His team had flown overnight to get home for what registered as its biggest series to date, while he had been sent ahead to prepare.
So a little rain, or even a lot of it, wasn't going to stand in the way of Yu Darvish doing his job and giving the Texas Rangers a big boost Friday night against division-rival Anaheim.
The right-hander tossed 5 1/3 innings, all but an inning of which came after a 116-minute rain delay, and Josh Hamilton hit two more home runs as the Rangers rolled 10-3.
A downpour only 26 minutes into the game spoiled the anticipated matchup between Darvish and former Rangers left-hander C.J. Wilson, but Darvish didn't disappoint.
“I was proud of him coming back out there and sticking it out, doing what he's got to do,” Hamilton said. “That says a lot to his teammates about him as a player and a competitor to go back out and do that.”
Wilson, who didn't return after the rain delay, will pitch Saturday. He surrendered three infield hits, a walk and a run while throwing only 22 pitches before the game was halted for 1 hour, 56 minutes.

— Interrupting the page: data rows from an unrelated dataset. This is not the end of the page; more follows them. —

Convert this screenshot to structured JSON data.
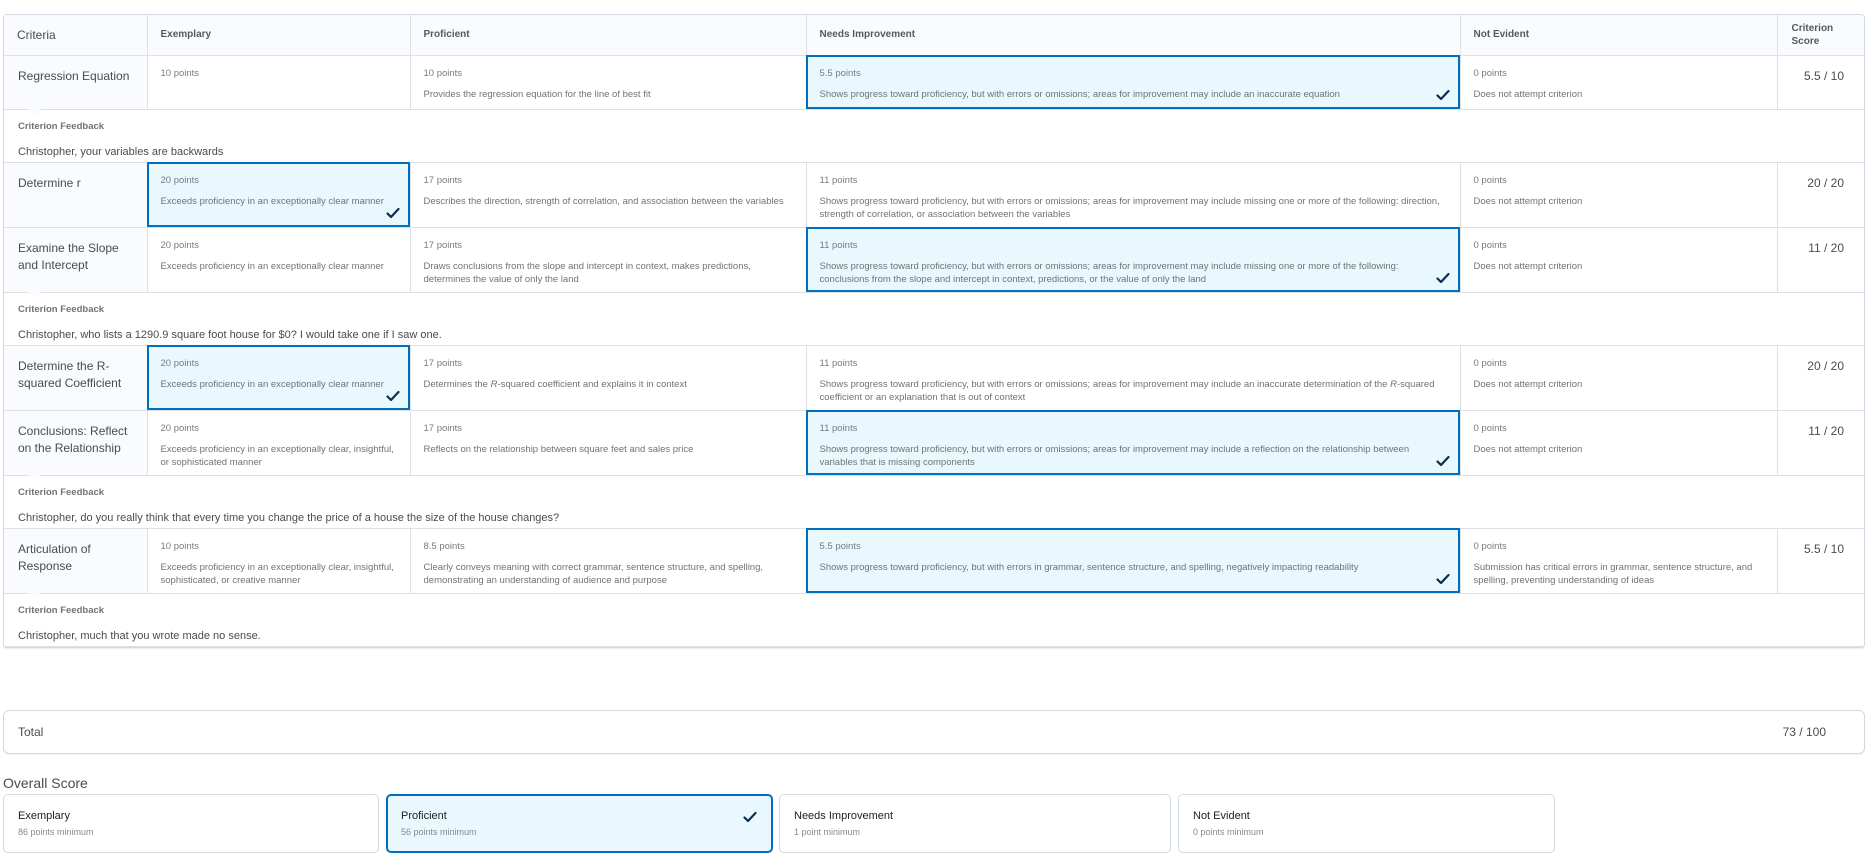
{
  "headers": {
    "criteria": "Criteria",
    "levels": [
      "Exemplary",
      "Proficient",
      "Needs Improvement",
      "Not Evident"
    ],
    "score": "Criterion Score"
  },
  "criteria": [
    {
      "name": "Regression Equation",
      "score": "5.5 / 10",
      "selected": 2,
      "cells": [
        {
          "points": "10 points",
          "desc": ""
        },
        {
          "points": "10 points",
          "desc": "Provides the regression equation for the line of best fit"
        },
        {
          "points": "5.5 points",
          "desc": "Shows progress toward proficiency, but with errors or omissions; areas for improvement may include an inaccurate equation"
        },
        {
          "points": "0 points",
          "desc": "Does not attempt criterion"
        }
      ],
      "feedback": "Christopher, your variables are backwards"
    },
    {
      "name": "Determine r",
      "score": "20 / 20",
      "selected": 0,
      "cells": [
        {
          "points": "20 points",
          "desc": "Exceeds proficiency in an exceptionally clear manner"
        },
        {
          "points": "17 points",
          "desc": "Describes the direction, strength of correlation, and association between the variables"
        },
        {
          "points": "11 points",
          "desc": "Shows progress toward proficiency, but with errors or omissions; areas for improvement may include missing one or more of the following: direction, strength of correlation, or association between the variables"
        },
        {
          "points": "0 points",
          "desc": "Does not attempt criterion"
        }
      ],
      "feedback": ""
    },
    {
      "name": "Examine the Slope and Intercept",
      "score": "11 / 20",
      "selected": 2,
      "cells": [
        {
          "points": "20 points",
          "desc": "Exceeds proficiency in an exceptionally clear manner"
        },
        {
          "points": "17 points",
          "desc": "Draws conclusions from the slope and intercept in context, makes predictions, determines the value of only the land"
        },
        {
          "points": "11 points",
          "desc": "Shows progress toward proficiency, but with errors or omissions; areas for improvement may include missing one or more of the following: conclusions from the slope and intercept in context, predictions, or the value of only the land"
        },
        {
          "points": "0 points",
          "desc": "Does not attempt criterion"
        }
      ],
      "feedback": "Christopher, who lists a 1290.9 square foot house for $0? I would take one if I saw one."
    },
    {
      "name": "Determine the R-squared Coefficient",
      "score": "20 / 20",
      "selected": 0,
      "cells": [
        {
          "points": "20 points",
          "desc": "Exceeds proficiency in an exceptionally clear manner"
        },
        {
          "points": "17 points",
          "desc": "Determines the R-squared coefficient and explains it in context"
        },
        {
          "points": "11 points",
          "desc": "Shows progress toward proficiency, but with errors or omissions; areas for improvement may include an inaccurate determination of the R-squared coefficient or an explanation that is out of context"
        },
        {
          "points": "0 points",
          "desc": "Does not attempt criterion"
        }
      ],
      "feedback": ""
    },
    {
      "name": "Conclusions: Reflect on the Relationship",
      "score": "11 / 20",
      "selected": 2,
      "cells": [
        {
          "points": "20 points",
          "desc": "Exceeds proficiency in an exceptionally clear, insightful, or sophisticated manner"
        },
        {
          "points": "17 points",
          "desc": "Reflects on the relationship between square feet and sales price"
        },
        {
          "points": "11 points",
          "desc": "Shows progress toward proficiency, but with errors or omissions; areas for improvement may include a reflection on the relationship between variables that is missing components"
        },
        {
          "points": "0 points",
          "desc": "Does not attempt criterion"
        }
      ],
      "feedback": "Christopher, do you really think that every time you change the price of a house the size of the house changes?"
    },
    {
      "name": "Articulation of Response",
      "score": "5.5 / 10",
      "selected": 2,
      "cells": [
        {
          "points": "10 points",
          "desc": "Exceeds proficiency in an exceptionally clear, insightful, sophisticated, or creative manner"
        },
        {
          "points": "8.5 points",
          "desc": "Clearly conveys meaning with correct grammar, sentence structure, and spelling, demonstrating an understanding of audience and purpose"
        },
        {
          "points": "5.5 points",
          "desc": "Shows progress toward proficiency, but with errors in grammar, sentence structure, and spelling, negatively impacting readability"
        },
        {
          "points": "0 points",
          "desc": "Submission has critical errors in grammar, sentence structure, and spelling, preventing understanding of ideas"
        }
      ],
      "feedback": "Christopher, much that you wrote made no sense."
    }
  ],
  "feedback_label": "Criterion Feedback",
  "total": {
    "label": "Total",
    "score": "73 / 100"
  },
  "overall": {
    "title": "Overall Score",
    "selected": 1,
    "levels": [
      {
        "name": "Exemplary",
        "min": "86 points minimum"
      },
      {
        "name": "Proficient",
        "min": "56 points minimum"
      },
      {
        "name": "Needs Improvement",
        "min": "1 point minimum"
      },
      {
        "name": "Not Evident",
        "min": "0 points minimum"
      }
    ]
  },
  "colors": {
    "selected_bg": "#e8f8fd",
    "selected_border": "#006fbf",
    "check": "#0a2f52"
  },
  "icons": {
    "selected_check": "check-icon"
  }
}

The Rangers held a 1-0 lead and had the bases loaded when the game resumed, and Nelson Cruz kept the rally going with a two-run single on the first pitch from Jerome Williams.
The Rangers tacked on three more to hand Darvish a 6-0 lead. Four of the runs were charged to Wilson (4-3).Hamilton homered in the second for a 7-0 lead and hit another solo shot in the fourth to give him 17 homers on the season and eight this week.
It was plenty of support for Darvish, who had pitched around a one-out single in the first.
Darvish said that his stuff was better after the delay. He said the ball felt better leaving his hand, and he sensed that his velocity had picked up.
He allowed only two hits after the game resumed, but both were home runs.
Mike Trout got him for a two-run shot in the third, and Torii Hunter hit a solo blast in the sixth. Darvish would be removed two batters later after 93 pitches, three walks and seven strikeouts.
But he threw frequently during the delay, heading to the batting cage under Rangers Ballpark every 15 minutes to throw.
“It was a long delay, so I think me going 5 1/3 innings, I did the job,” Darvish said. “No matter what time or how long the delay was, I kept myself ready to keep pitching. I know they had a long day [Thursday] and they came in really late, so all I thought was get a lot of outs.”
Manager Ron Washington said that he and his staff consulted with Darvish's trainer and massage therapist about sending him back out. Darvish, said Washington, insisted that he was up to the task.
After determining there was no risk, the Rangers stuck with Darvish rather than go to long reliever Scott Feldman.
“It worked out,” Washington said. “I liked his guts. He knew we got in late last night. He was the freshest guy out there on the field. It was his turn to pitch, and he wanted to pitch.”
The Rangers survived a first-inning scare when catcher Yorvit Torrealba was struck near the left temple by Albert Pujols' bat as he finished his swing. Torrealba stayed in the game, but didn't return after the delay.
Washington said the move was precautionary, and Torrealba said afterward that he passed all the concussion tests.